▸ TASK DETAILS:
Among the lines below, count those that include "colour", and state the count alone.

▸ Stored items:
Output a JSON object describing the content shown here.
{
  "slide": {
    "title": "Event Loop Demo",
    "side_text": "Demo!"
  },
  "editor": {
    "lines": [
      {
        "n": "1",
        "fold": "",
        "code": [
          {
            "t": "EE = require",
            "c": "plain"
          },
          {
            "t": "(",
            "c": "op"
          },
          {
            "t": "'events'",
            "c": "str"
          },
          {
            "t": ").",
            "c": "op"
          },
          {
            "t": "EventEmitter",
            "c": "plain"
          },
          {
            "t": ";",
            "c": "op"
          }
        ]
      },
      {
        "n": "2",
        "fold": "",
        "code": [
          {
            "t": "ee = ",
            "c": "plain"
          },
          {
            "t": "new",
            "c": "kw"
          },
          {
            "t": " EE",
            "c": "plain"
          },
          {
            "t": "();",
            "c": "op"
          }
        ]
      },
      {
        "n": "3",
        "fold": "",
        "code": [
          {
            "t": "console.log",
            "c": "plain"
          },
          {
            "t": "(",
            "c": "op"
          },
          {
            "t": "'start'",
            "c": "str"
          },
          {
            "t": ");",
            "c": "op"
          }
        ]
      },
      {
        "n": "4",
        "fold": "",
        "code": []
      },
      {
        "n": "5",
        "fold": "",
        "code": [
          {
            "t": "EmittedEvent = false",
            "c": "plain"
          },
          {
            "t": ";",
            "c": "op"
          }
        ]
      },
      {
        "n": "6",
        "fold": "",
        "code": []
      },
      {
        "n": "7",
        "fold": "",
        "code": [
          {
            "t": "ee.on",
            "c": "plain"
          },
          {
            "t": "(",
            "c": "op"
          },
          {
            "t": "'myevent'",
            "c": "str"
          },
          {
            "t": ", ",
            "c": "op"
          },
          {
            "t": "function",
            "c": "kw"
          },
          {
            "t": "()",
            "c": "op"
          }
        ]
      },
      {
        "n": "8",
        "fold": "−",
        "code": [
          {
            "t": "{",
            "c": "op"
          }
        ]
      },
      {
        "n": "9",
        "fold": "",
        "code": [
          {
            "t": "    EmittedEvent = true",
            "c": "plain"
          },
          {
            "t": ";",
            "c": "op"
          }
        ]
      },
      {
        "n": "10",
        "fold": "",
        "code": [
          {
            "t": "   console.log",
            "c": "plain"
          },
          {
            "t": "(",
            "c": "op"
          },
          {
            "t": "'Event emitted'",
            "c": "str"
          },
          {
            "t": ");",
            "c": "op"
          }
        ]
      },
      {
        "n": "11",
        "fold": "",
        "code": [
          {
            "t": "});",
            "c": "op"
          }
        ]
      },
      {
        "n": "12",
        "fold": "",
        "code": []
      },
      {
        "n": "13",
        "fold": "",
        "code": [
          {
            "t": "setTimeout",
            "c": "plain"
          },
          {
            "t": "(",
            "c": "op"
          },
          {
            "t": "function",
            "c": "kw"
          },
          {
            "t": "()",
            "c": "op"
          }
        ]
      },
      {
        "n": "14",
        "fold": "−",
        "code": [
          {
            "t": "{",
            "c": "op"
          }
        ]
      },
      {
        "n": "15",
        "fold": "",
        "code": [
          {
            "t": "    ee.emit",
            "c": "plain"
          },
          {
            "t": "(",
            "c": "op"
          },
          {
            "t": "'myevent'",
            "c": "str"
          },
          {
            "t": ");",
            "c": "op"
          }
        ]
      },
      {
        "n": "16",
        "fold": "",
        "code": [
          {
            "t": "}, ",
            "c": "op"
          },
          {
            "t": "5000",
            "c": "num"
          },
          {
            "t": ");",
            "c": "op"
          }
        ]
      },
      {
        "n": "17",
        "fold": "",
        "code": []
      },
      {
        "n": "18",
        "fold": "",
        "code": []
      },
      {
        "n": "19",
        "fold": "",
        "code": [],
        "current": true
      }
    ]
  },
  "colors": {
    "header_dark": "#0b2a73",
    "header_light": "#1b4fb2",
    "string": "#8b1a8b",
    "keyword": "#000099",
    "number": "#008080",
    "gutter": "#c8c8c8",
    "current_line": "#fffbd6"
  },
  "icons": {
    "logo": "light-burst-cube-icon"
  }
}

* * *

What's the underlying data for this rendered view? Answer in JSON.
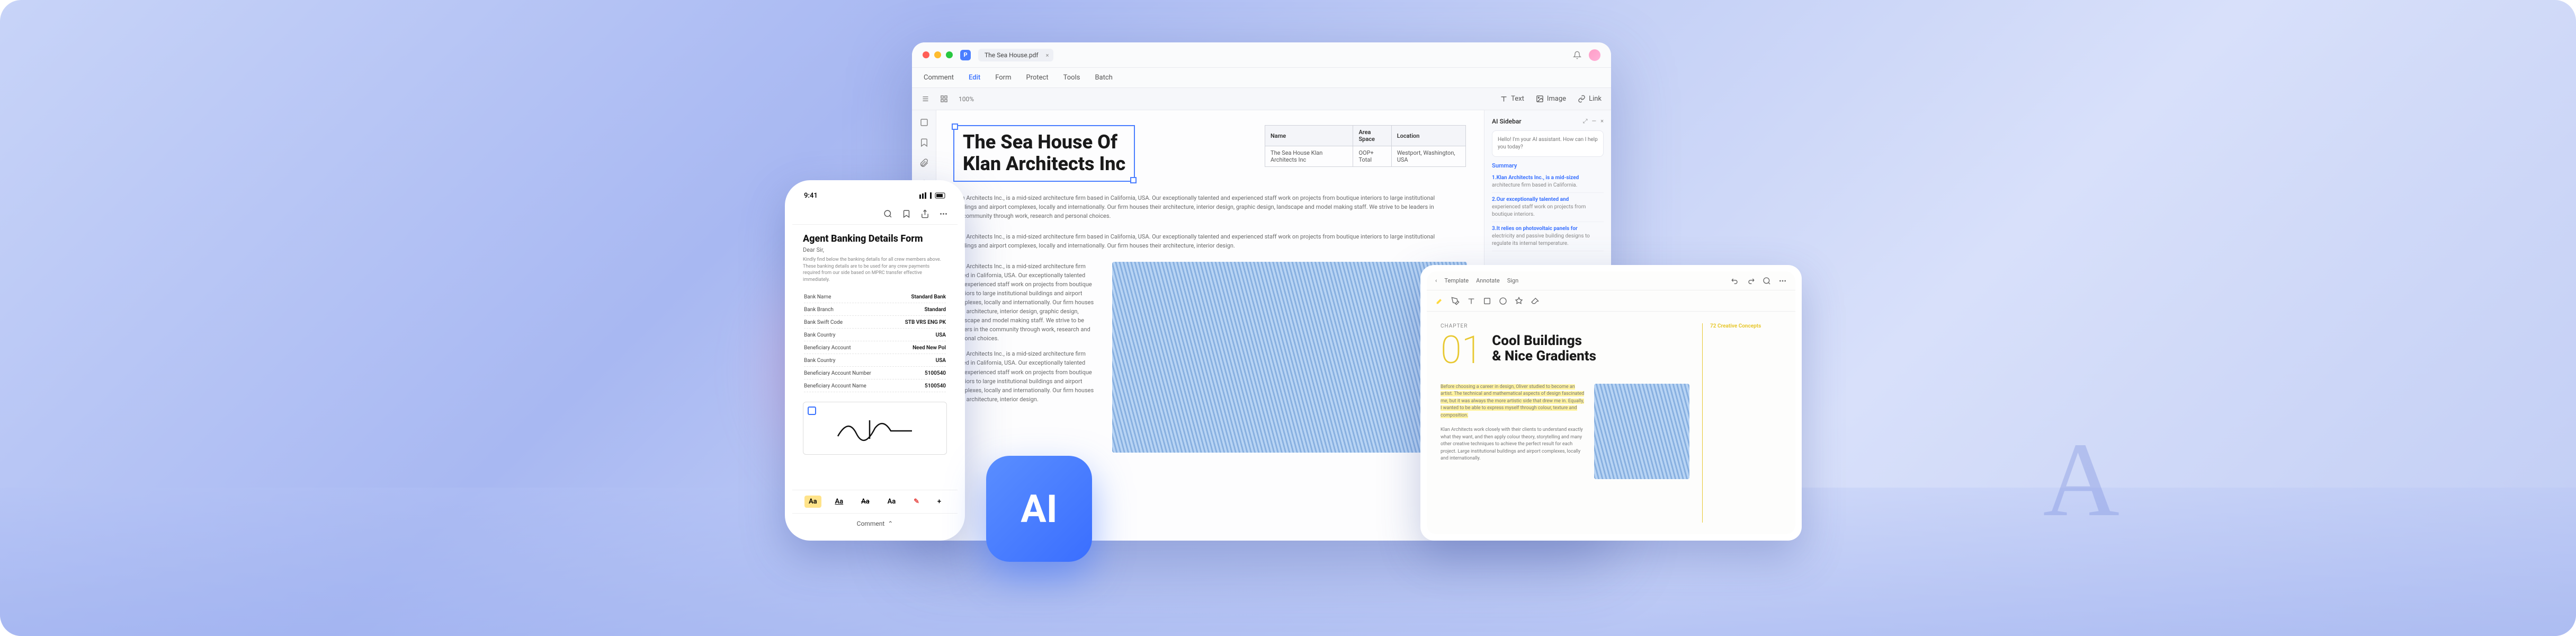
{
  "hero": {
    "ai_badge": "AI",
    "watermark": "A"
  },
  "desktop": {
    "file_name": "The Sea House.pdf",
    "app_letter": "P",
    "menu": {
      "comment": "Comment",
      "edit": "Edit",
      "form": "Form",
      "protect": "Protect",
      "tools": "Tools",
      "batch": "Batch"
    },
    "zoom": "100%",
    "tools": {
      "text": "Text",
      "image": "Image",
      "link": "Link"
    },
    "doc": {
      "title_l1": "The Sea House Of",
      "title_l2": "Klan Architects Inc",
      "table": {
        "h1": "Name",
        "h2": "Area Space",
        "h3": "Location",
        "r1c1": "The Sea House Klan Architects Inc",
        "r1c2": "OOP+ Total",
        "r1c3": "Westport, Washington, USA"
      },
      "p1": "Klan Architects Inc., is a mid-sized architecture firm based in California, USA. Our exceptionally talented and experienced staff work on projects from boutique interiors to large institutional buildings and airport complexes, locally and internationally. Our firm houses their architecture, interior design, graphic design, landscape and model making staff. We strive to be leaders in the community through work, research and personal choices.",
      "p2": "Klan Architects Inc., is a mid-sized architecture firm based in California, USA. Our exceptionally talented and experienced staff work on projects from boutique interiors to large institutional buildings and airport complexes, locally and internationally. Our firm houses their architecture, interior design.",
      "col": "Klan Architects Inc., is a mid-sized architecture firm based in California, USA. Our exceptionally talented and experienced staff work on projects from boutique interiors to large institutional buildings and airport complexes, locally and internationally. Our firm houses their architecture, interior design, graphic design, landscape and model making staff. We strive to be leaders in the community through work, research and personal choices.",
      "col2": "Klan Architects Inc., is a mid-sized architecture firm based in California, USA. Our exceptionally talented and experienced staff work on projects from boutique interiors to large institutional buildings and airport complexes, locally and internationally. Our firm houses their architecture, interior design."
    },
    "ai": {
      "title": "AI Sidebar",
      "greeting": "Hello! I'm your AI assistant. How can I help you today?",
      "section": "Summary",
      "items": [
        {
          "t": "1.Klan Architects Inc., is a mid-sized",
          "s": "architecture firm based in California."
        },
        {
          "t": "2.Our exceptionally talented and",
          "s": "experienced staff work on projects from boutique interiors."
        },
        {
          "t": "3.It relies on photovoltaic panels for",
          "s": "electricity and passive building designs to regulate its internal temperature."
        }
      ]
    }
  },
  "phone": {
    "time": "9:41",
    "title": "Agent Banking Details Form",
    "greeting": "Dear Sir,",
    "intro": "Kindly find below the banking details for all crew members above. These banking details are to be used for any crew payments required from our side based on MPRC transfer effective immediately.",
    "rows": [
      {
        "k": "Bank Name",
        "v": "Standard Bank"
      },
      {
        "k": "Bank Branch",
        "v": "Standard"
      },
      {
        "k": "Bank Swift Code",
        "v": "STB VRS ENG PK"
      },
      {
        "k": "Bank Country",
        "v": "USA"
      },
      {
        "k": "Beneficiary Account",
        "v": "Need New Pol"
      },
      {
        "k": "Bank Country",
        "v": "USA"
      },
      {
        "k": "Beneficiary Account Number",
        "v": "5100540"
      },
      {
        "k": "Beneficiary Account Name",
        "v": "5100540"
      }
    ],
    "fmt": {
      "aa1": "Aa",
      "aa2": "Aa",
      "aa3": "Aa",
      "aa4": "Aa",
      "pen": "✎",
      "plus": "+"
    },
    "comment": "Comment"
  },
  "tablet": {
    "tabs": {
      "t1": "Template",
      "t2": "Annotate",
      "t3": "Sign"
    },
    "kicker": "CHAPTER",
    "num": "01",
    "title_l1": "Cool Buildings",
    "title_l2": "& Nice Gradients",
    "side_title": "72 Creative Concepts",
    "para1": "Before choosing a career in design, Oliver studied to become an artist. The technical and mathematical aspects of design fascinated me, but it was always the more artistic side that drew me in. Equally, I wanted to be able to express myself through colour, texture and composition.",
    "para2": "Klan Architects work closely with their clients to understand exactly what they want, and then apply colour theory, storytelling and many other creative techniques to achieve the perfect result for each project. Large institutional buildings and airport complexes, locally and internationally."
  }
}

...

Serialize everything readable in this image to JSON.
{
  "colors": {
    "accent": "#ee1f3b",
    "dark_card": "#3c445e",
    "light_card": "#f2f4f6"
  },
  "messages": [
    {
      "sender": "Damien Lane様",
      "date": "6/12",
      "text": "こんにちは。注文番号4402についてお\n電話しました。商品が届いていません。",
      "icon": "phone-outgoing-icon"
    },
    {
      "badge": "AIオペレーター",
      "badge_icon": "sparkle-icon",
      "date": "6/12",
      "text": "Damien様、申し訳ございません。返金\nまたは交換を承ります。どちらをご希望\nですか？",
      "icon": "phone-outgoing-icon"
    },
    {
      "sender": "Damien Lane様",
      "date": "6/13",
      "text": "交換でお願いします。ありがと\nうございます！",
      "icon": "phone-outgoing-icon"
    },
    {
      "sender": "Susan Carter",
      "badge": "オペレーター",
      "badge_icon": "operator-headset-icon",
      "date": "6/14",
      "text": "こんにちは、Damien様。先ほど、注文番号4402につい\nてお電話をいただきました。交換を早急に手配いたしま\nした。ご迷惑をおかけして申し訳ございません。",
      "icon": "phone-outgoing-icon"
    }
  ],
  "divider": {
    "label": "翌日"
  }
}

▸ OUTPUT FOR THIS EXERCISE:
2